▸ **EXERCISE REQUIREMENTS**: Where does the string "content" appear in the records? Copy each line that holds it.

[Data items]
╔══

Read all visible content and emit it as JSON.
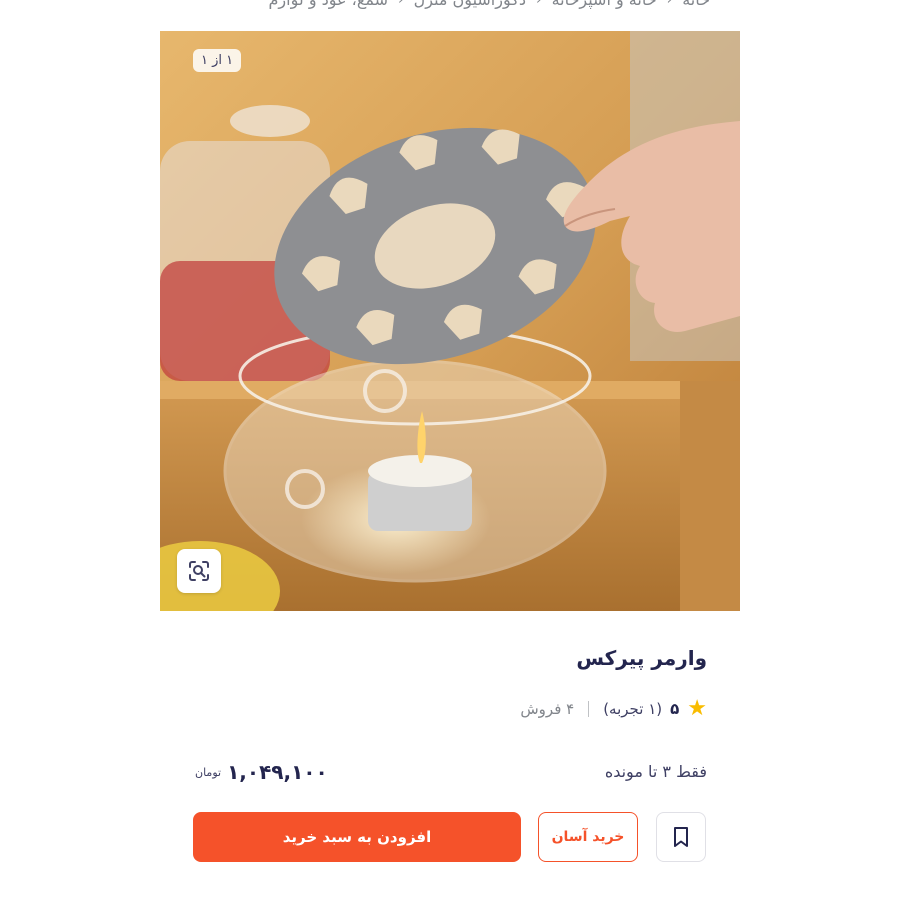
{
  "breadcrumb": {
    "items": [
      "خانه",
      "خانه و آشپزخانه",
      "دکوراسیون منزل",
      "شمع، عود و لوازم"
    ]
  },
  "gallery": {
    "counter": "۱ از ۱"
  },
  "product": {
    "title": "وارمر پیرکس",
    "rating_score": "۵",
    "rating_count": "(۱ تجربه)",
    "sales": "۴ فروش",
    "stock_text": "فقط ۳ تا مونده",
    "price": "۱,۰۴۹,۱۰۰",
    "currency": "تومان"
  },
  "actions": {
    "add_to_cart": "افزودن به سبد خرید",
    "easy_buy": "خرید آسان"
  },
  "icons": {
    "star": "star-icon",
    "zoom": "image-search-icon",
    "bookmark": "bookmark-icon",
    "chevron": "chevron-left-icon"
  },
  "colors": {
    "accent": "#f5522a",
    "star": "#f9bc00"
  }
}
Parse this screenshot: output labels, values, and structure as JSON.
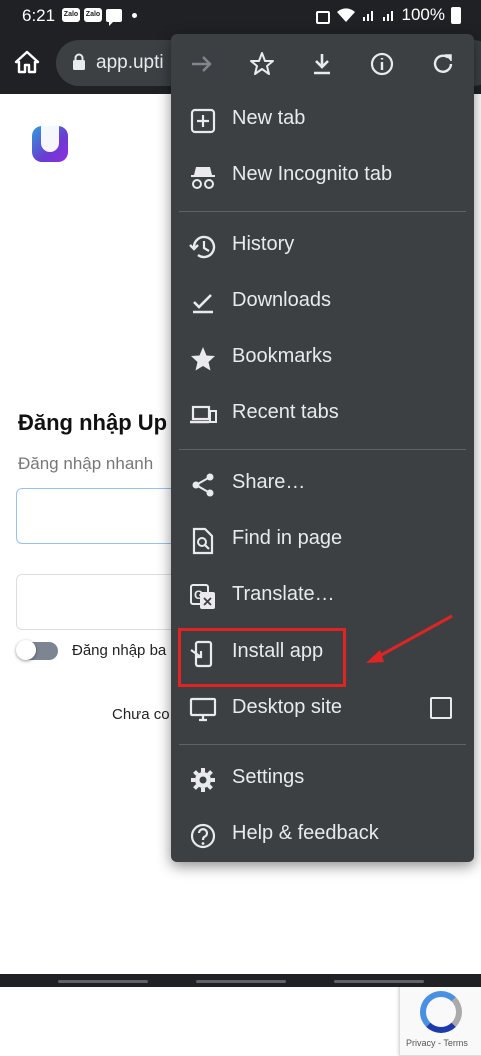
{
  "status_bar": {
    "time": "6:21",
    "zalo_label": "Zalo",
    "battery_percent": "100%"
  },
  "toolbar": {
    "url": "app.upti"
  },
  "page": {
    "login_title": "Đăng nhập Up",
    "login_subtitle": "Đăng nhập nhanh",
    "remember_label": "Đăng nhập ba",
    "signup_text": "Chưa co",
    "recaptcha_text": "Privacy - Terms"
  },
  "menu": {
    "top_icons": [
      "forward-icon",
      "star-icon",
      "download-icon",
      "info-icon",
      "refresh-icon"
    ],
    "items": [
      {
        "label": "New tab",
        "icon": "new-tab-icon"
      },
      {
        "label": "New Incognito tab",
        "icon": "incognito-icon"
      },
      {
        "label": "History",
        "icon": "history-icon"
      },
      {
        "label": "Downloads",
        "icon": "downloads-icon"
      },
      {
        "label": "Bookmarks",
        "icon": "bookmarks-icon"
      },
      {
        "label": "Recent tabs",
        "icon": "recent-tabs-icon"
      },
      {
        "label": "Share…",
        "icon": "share-icon"
      },
      {
        "label": "Find in page",
        "icon": "find-in-page-icon"
      },
      {
        "label": "Translate…",
        "icon": "translate-icon"
      },
      {
        "label": "Install app",
        "icon": "install-app-icon"
      },
      {
        "label": "Desktop site",
        "icon": "desktop-icon"
      },
      {
        "label": "Settings",
        "icon": "settings-icon"
      },
      {
        "label": "Help & feedback",
        "icon": "help-icon"
      }
    ]
  },
  "colors": {
    "menu_bg": "#3c4043",
    "toolbar_bg": "#202124",
    "highlight": "#e02424"
  }
}
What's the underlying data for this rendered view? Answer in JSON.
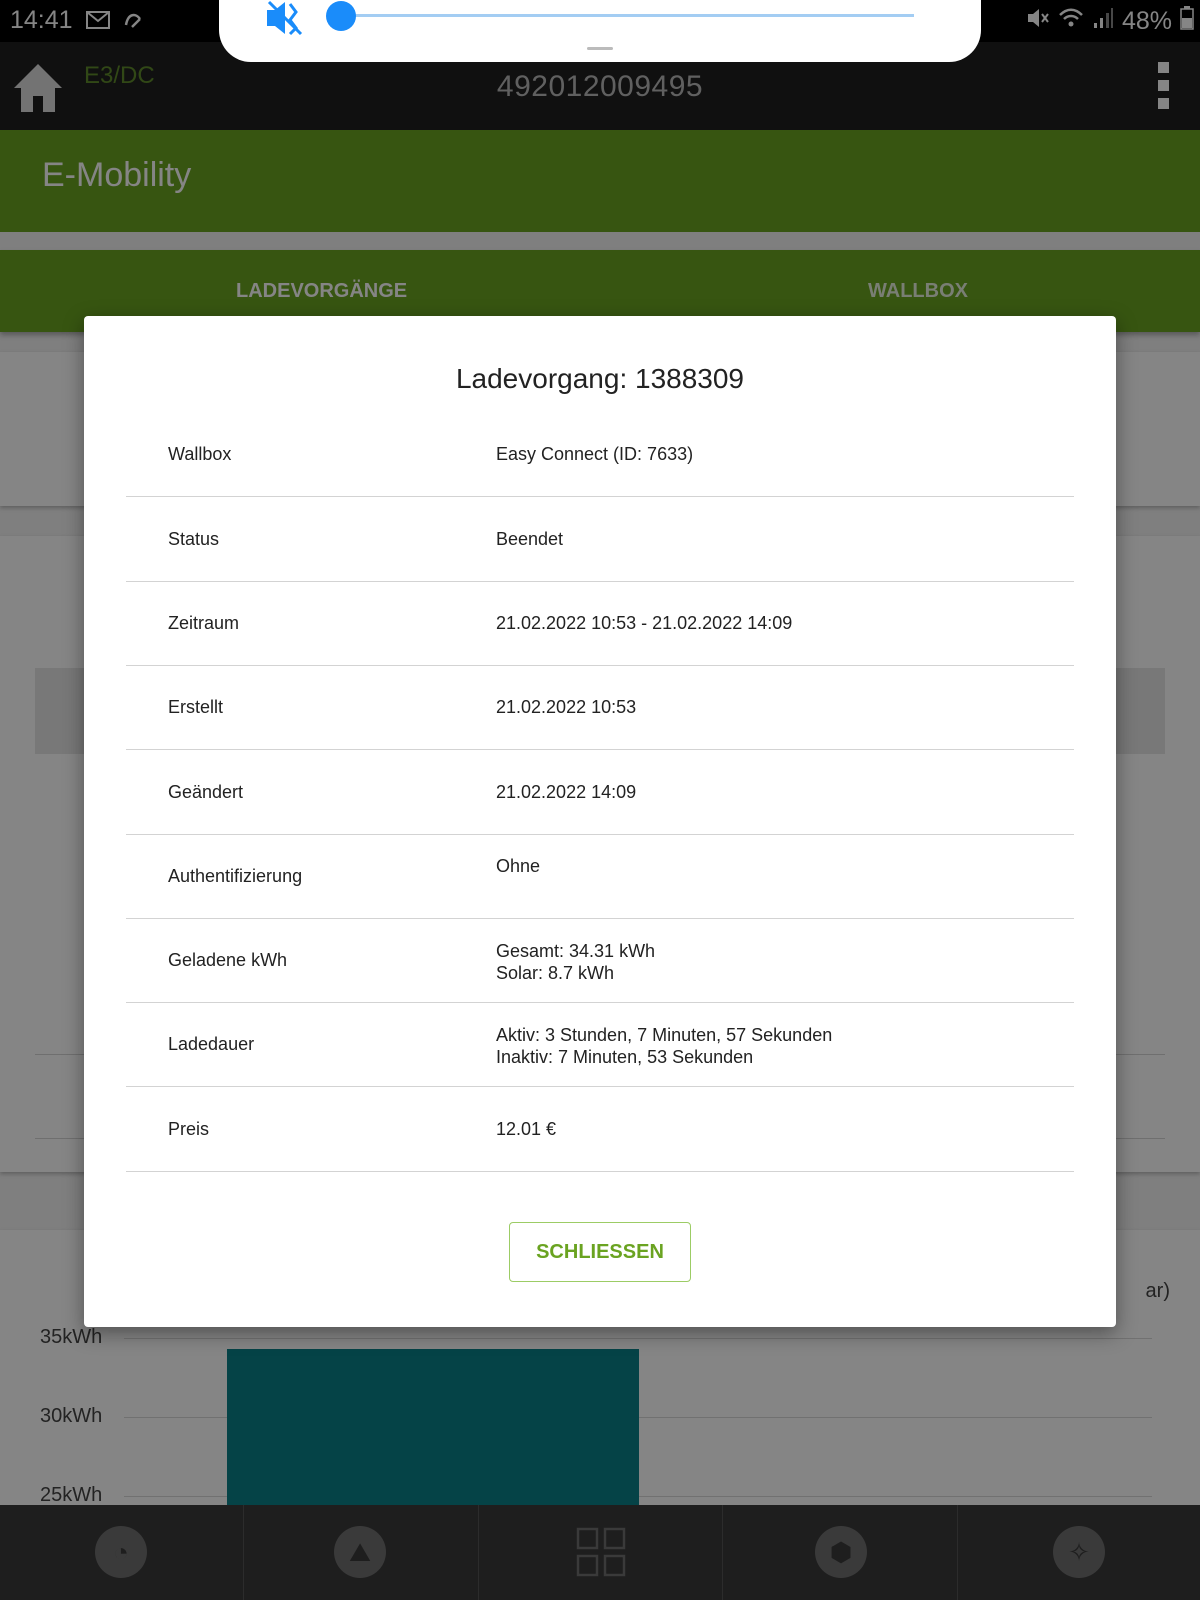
{
  "status_bar": {
    "time": "14:41",
    "battery": "48%"
  },
  "app_bar": {
    "logo": "E3/DC",
    "serial": "492012009495"
  },
  "page": {
    "title": "E-Mobility",
    "tabs": [
      {
        "label": "LADEVORGÄNGE",
        "active": true
      },
      {
        "label": "WALLBOX",
        "active": false
      }
    ]
  },
  "chart": {
    "y_ticks": [
      "35kWh",
      "30kWh",
      "25kWh"
    ],
    "legend_fragment": "ar)"
  },
  "chart_data": {
    "type": "bar",
    "categories": [
      ""
    ],
    "values": [
      34.31
    ],
    "ylabel": "",
    "ytick_labels": [
      "35kWh",
      "30kWh",
      "25kWh"
    ]
  },
  "dialog": {
    "title": "Ladevorgang: 1388309",
    "rows": [
      {
        "label": "Wallbox",
        "value": "Easy Connect (ID: 7633)"
      },
      {
        "label": "Status",
        "value": "Beendet"
      },
      {
        "label": "Zeitraum",
        "value": "21.02.2022 10:53 - 21.02.2022 14:09"
      },
      {
        "label": "Erstellt",
        "value": "21.02.2022 10:53"
      },
      {
        "label": "Geändert",
        "value": "21.02.2022 14:09"
      },
      {
        "label": "Authentifizierung",
        "value": "Ohne"
      },
      {
        "label": "Geladene kWh",
        "value": "Gesamt: 34.31 kWh",
        "value2": "Solar: 8.7 kWh"
      },
      {
        "label": "Ladedauer",
        "value": "Aktiv: 3 Stunden, 7 Minuten, 57 Sekunden",
        "value2": "Inaktiv: 7 Minuten, 53 Sekunden"
      },
      {
        "label": "Preis",
        "value": "12.01 €"
      }
    ],
    "close_label": "SCHLIESSEN"
  },
  "volume": {
    "level": 0.0,
    "muted": true
  },
  "icons": {
    "nav": [
      "gauge-icon",
      "chart-icon",
      "grid-icon",
      "cubes-icon",
      "bulb-icon"
    ]
  }
}
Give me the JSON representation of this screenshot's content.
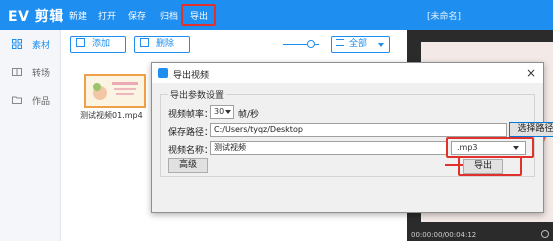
{
  "app": {
    "logo": "EV 剪辑",
    "menu": [
      "新建",
      "打开",
      "保存",
      "归档",
      "导出"
    ],
    "doc_title": "[未命名]"
  },
  "sidebar": {
    "items": [
      {
        "label": "素材",
        "icon": "grid-icon",
        "active": true
      },
      {
        "label": "转场",
        "icon": "transition-icon",
        "active": false
      },
      {
        "label": "作品",
        "icon": "folder-icon",
        "active": false
      }
    ]
  },
  "toolbar": {
    "add_label": "添加",
    "delete_label": "删除",
    "filter_label": "全部"
  },
  "media": {
    "filename": "测试视频01.mp4"
  },
  "preview": {
    "time": "00:00:00/00:04:12"
  },
  "dialog": {
    "title": "导出视频",
    "close": "×",
    "group_title": "导出参数设置",
    "fps_label": "视频帧率：",
    "fps_value": "30",
    "fps_unit": "帧/秒",
    "path_label": "保存路径：",
    "path_value": "C:/Users/tyqz/Desktop",
    "browse_label": "选择路径",
    "name_label": "视频名称：",
    "name_value": "测试视频",
    "ext_value": ".mp3",
    "advanced_label": "高级",
    "export_label": "导出"
  },
  "colors": {
    "accent": "#1e8ef0",
    "highlight": "#e0322d"
  }
}
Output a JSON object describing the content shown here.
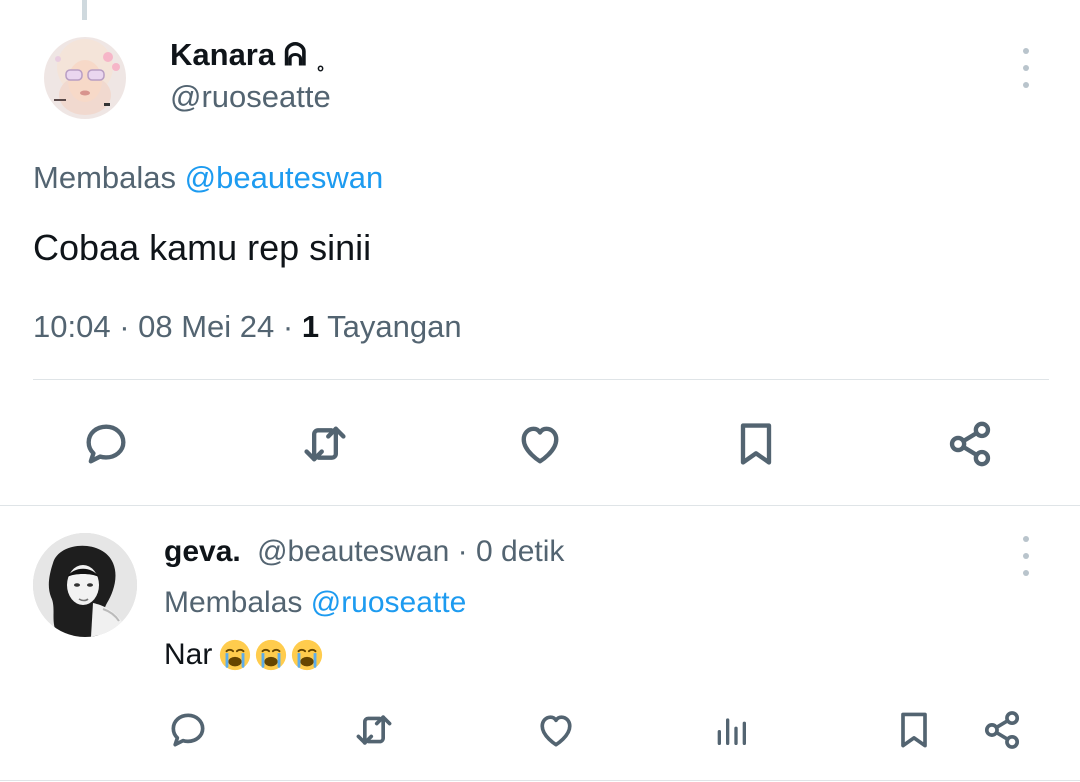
{
  "main_tweet": {
    "display_name": "Kanara ᕱ ˳",
    "handle": "@ruoseatte",
    "replying_label": "Membalas",
    "replying_to": "@beauteswan",
    "text": "Cobaa kamu rep sinii",
    "time": "10:04",
    "date": "08 Mei 24",
    "views_count": "1",
    "views_label": "Tayangan"
  },
  "reply_tweet": {
    "display_name": "geva.",
    "handle": "@beauteswan",
    "time_ago": "0 detik",
    "replying_label": "Membalas",
    "replying_to": "@ruoseatte",
    "text": "Nar",
    "emojis": [
      "loudly-crying-face",
      "loudly-crying-face",
      "loudly-crying-face"
    ]
  },
  "icons": {
    "reply": "speech-bubble-icon",
    "retweet": "retweet-icon",
    "like": "heart-icon",
    "views": "bar-chart-icon",
    "bookmark": "bookmark-icon",
    "share": "share-icon",
    "more": "vertical-ellipsis-icon"
  },
  "colors": {
    "text_primary": "#0f1419",
    "text_secondary": "#536471",
    "link": "#1d9bf0",
    "icon": "#536471",
    "divider": "#dfe4e7"
  }
}
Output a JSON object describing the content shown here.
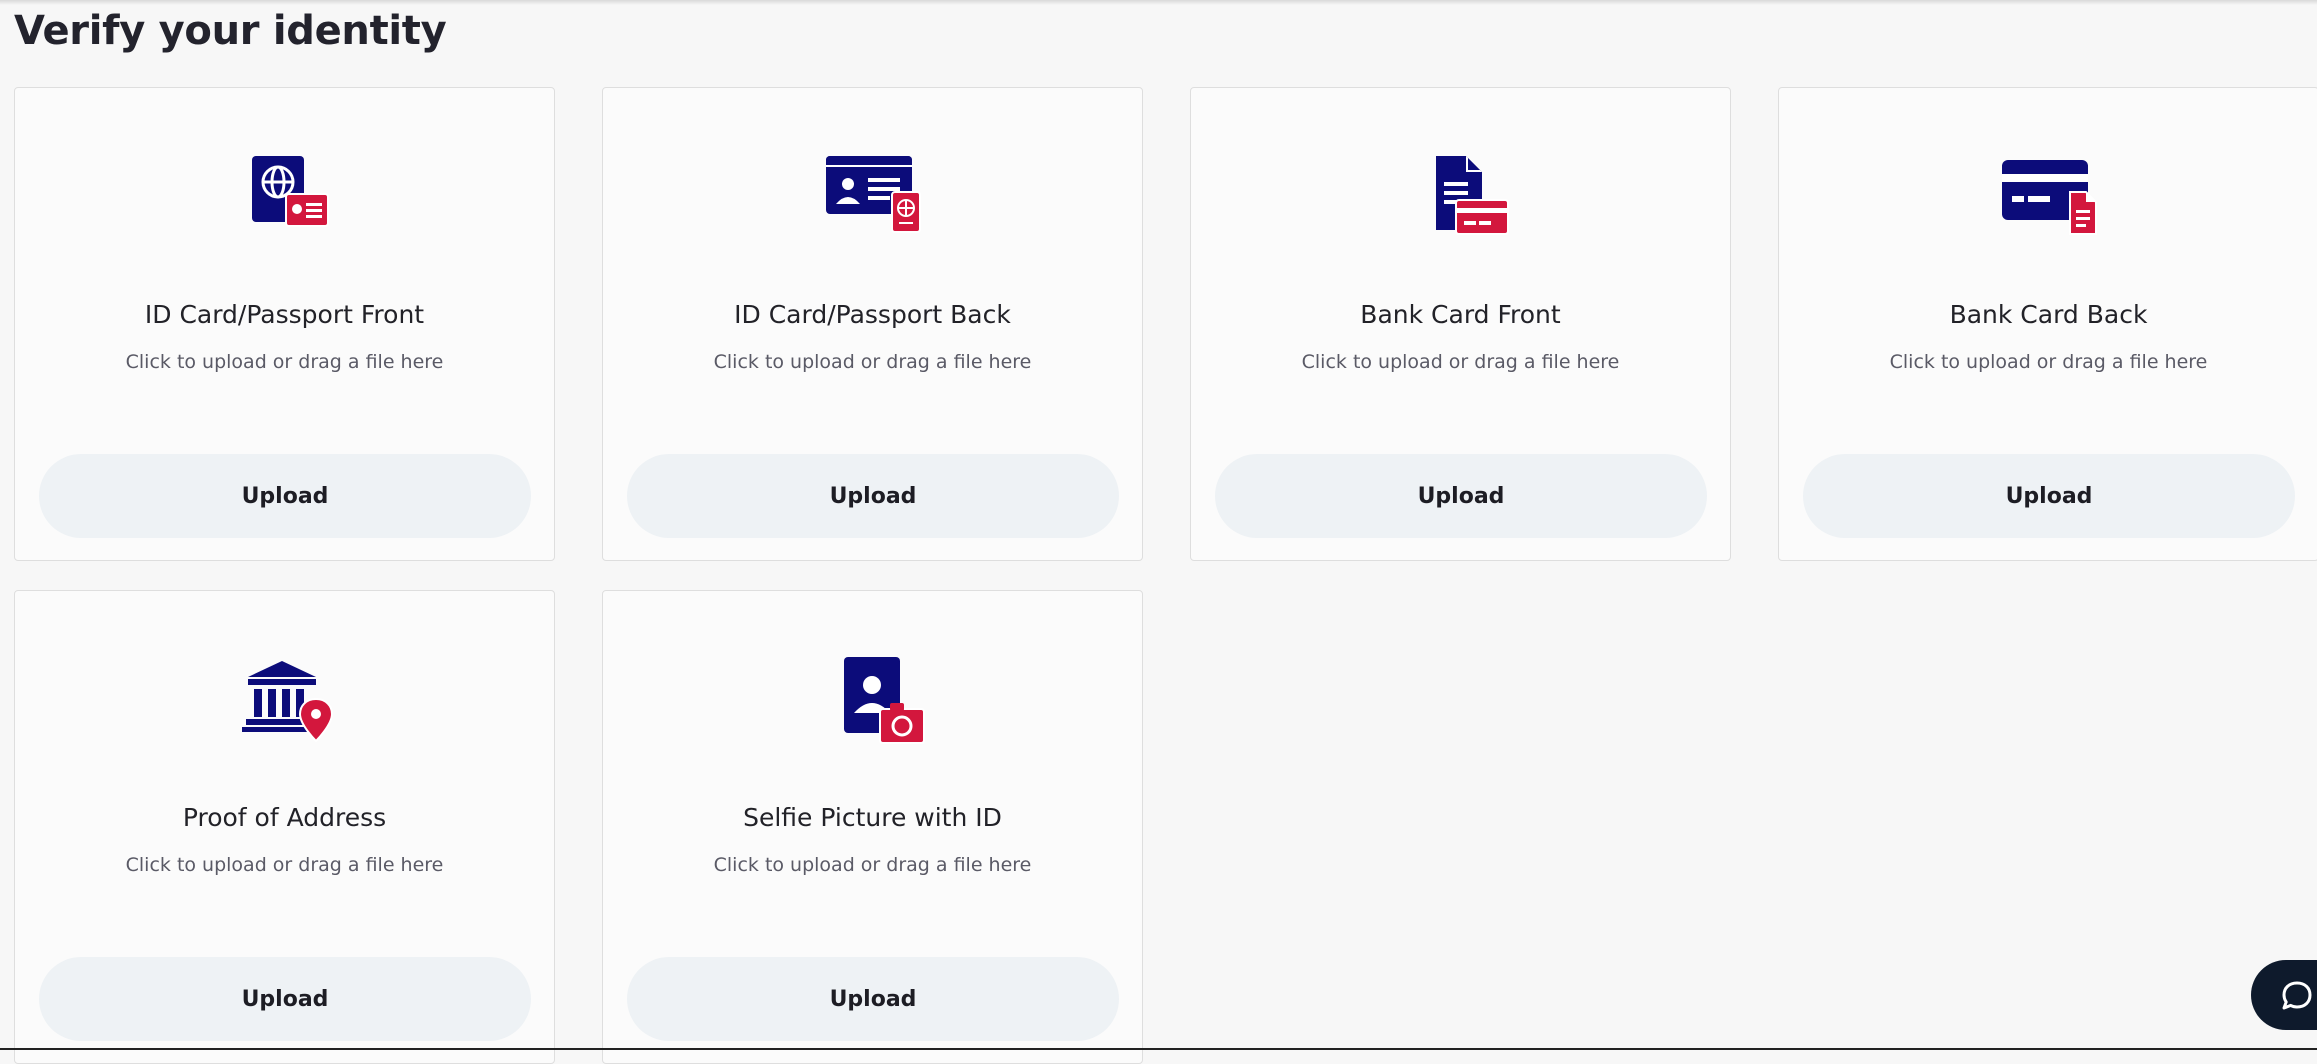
{
  "page": {
    "title": "Verify your identity"
  },
  "colors": {
    "navy": "#0c0c7a",
    "crimson": "#d3173d",
    "button_bg": "#eef2f5"
  },
  "cards": [
    {
      "title": "ID Card/Passport Front",
      "hint": "Click to upload or drag a file here",
      "button": "Upload",
      "icon": "passport-front-icon"
    },
    {
      "title": "ID Card/Passport Back",
      "hint": "Click to upload or drag a file here",
      "button": "Upload",
      "icon": "id-card-back-icon"
    },
    {
      "title": "Bank Card Front",
      "hint": "Click to upload or drag a file here",
      "button": "Upload",
      "icon": "bank-card-front-icon"
    },
    {
      "title": "Bank Card Back",
      "hint": "Click to upload or drag a file here",
      "button": "Upload",
      "icon": "bank-card-back-icon"
    },
    {
      "title": "Proof of Address",
      "hint": "Click to upload or drag a file here",
      "button": "Upload",
      "icon": "bank-location-icon"
    },
    {
      "title": "Selfie Picture with ID",
      "hint": "Click to upload or drag a file here",
      "button": "Upload",
      "icon": "selfie-camera-icon"
    }
  ],
  "chat": {
    "icon": "chat-bubble-icon"
  }
}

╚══

▸ **OUTPUT OF THE EXERCISE**:
Read all visible content and emit it as JSON.
Give me the JSON representation of this screenshot's content.
Output a JSON object describing the content shown here.
Output a JSON object describing the content shown here.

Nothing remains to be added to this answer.